Publication Date: 2012-04-30
Masculinity is an expanding area of gender history. Man's Estate is the first book to focus on a particular social group, the English landed gentry, and to cover a time span of several hundred years. The authors move beyond the study of printed conduct literature, which dominated earlier accounts, by examining the values expressed in family correspondence in order to get closer to social practices. Letters between parents, children, siblings, and other relatives reveal the ways in which masculine norms were produced through everyday interactions and judgements, and help to reconstruct the subjective experiences of elite masculinity in this period. Man's Estate concentrates on four important periods in the life-course for the reproduction of these masculine values: schooling,university, foreign travel, and marriage and family life.

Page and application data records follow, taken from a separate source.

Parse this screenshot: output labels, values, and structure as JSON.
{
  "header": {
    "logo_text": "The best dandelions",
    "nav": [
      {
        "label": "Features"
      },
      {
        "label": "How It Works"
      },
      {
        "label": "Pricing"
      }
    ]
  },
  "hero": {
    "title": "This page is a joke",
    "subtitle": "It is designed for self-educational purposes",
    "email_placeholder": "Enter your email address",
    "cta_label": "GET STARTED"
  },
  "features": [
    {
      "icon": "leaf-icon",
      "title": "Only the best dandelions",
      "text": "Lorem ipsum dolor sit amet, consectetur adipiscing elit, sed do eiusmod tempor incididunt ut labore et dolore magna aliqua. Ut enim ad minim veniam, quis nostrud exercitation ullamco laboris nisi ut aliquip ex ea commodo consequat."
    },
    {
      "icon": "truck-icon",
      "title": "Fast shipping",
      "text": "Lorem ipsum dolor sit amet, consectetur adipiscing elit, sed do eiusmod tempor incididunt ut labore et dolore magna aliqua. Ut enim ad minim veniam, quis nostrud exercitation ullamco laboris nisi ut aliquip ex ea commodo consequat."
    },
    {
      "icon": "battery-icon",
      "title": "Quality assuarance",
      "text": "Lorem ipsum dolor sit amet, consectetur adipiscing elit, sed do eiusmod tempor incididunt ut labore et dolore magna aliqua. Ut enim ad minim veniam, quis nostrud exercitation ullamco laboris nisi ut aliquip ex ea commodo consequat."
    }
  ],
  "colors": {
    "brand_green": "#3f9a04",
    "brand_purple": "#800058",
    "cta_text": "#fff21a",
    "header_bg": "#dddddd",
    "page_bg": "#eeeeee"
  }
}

These illustrate that there is only limited evidence of sharp-edged differences in values between generations in these families, and that these changes appear not to correspond to the deep 'hegemonic shifts' so often emphasized in existing accounts.